:: WHAT YOU WILL DO ::
The answer must be the full listing, reproduced without any change.

:: EXERCISE MATERIALS ::
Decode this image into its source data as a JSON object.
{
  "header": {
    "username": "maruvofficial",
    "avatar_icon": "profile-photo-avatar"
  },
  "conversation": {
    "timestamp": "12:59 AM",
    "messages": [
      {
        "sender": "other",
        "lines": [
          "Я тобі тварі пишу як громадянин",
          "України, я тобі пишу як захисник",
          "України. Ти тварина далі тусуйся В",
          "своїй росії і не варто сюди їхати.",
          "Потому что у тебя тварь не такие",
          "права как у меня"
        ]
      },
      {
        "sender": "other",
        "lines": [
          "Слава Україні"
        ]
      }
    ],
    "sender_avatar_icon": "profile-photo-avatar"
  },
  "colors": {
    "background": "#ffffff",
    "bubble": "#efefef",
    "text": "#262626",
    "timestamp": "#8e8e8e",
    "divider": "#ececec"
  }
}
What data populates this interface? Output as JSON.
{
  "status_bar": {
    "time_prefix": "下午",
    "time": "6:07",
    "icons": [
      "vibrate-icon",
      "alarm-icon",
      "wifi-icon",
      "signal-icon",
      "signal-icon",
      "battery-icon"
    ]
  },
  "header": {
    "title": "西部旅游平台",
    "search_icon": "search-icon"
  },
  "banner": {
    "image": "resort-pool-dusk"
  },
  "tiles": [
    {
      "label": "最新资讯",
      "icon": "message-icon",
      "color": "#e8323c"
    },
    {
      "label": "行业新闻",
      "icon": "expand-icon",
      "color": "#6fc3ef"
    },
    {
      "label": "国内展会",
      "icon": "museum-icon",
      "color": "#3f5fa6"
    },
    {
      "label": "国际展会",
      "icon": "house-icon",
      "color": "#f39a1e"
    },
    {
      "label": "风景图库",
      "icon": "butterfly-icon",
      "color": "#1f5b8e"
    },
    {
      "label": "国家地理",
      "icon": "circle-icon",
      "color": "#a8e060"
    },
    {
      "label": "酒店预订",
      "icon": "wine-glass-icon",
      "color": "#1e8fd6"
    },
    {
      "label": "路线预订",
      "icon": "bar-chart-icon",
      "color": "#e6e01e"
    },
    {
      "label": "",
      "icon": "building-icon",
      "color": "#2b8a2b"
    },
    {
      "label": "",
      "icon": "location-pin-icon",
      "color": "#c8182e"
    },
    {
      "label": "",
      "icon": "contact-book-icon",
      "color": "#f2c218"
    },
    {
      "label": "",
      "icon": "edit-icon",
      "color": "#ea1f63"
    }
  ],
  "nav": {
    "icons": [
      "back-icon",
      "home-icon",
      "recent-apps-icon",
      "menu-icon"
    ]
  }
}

:: SOLUTION TO THIS PROBLEM ::
Decode this image into its source data as a JSON object.
{
  "header": {
    "username": "maruvofficial",
    "avatar_icon": "profile-photo-avatar"
  },
  "conversation": {
    "timestamp": "12:59 AM",
    "messages": [
      {
        "sender": "other",
        "lines": [
          "Я тобі тварі пишу як громадянин",
          "України, я тобі пишу як захисник",
          "України. Ти тварина далі тусуйся В",
          "своїй росії і не варто сюди їхати.",
          "Потому что у тебя тварь не такие",
          "права как у меня"
        ]
      },
      {
        "sender": "other",
        "lines": [
          "Слава Україні"
        ]
      }
    ],
    "sender_avatar_icon": "profile-photo-avatar"
  },
  "colors": {
    "background": "#ffffff",
    "bubble": "#efefef",
    "text": "#262626",
    "timestamp": "#8e8e8e",
    "divider": "#ececec"
  }
}
What data populates this interface? Output as JSON.
{
  "status_bar": {
    "time_prefix": "下午",
    "time": "6:07",
    "icons": [
      "vibrate-icon",
      "alarm-icon",
      "wifi-icon",
      "signal-icon",
      "signal-icon",
      "battery-icon"
    ]
  },
  "header": {
    "title": "西部旅游平台",
    "search_icon": "search-icon"
  },
  "banner": {
    "image": "resort-pool-dusk"
  },
  "tiles": [
    {
      "label": "最新资讯",
      "icon": "message-icon",
      "color": "#e8323c"
    },
    {
      "label": "行业新闻",
      "icon": "expand-icon",
      "color": "#6fc3ef"
    },
    {
      "label": "国内展会",
      "icon": "museum-icon",
      "color": "#3f5fa6"
    },
    {
      "label": "国际展会",
      "icon": "house-icon",
      "color": "#f39a1e"
    },
    {
      "label": "风景图库",
      "icon": "butterfly-icon",
      "color": "#1f5b8e"
    },
    {
      "label": "国家地理",
      "icon": "circle-icon",
      "color": "#a8e060"
    },
    {
      "label": "酒店预订",
      "icon": "wine-glass-icon",
      "color": "#1e8fd6"
    },
    {
      "label": "路线预订",
      "icon": "bar-chart-icon",
      "color": "#e6e01e"
    },
    {
      "label": "",
      "icon": "building-icon",
      "color": "#2b8a2b"
    },
    {
      "label": "",
      "icon": "location-pin-icon",
      "color": "#c8182e"
    },
    {
      "label": "",
      "icon": "contact-book-icon",
      "color": "#f2c218"
    },
    {
      "label": "",
      "icon": "edit-icon",
      "color": "#ea1f63"
    }
  ],
  "nav": {
    "icons": [
      "back-icon",
      "home-icon",
      "recent-apps-icon",
      "menu-icon"
    ]
  }
}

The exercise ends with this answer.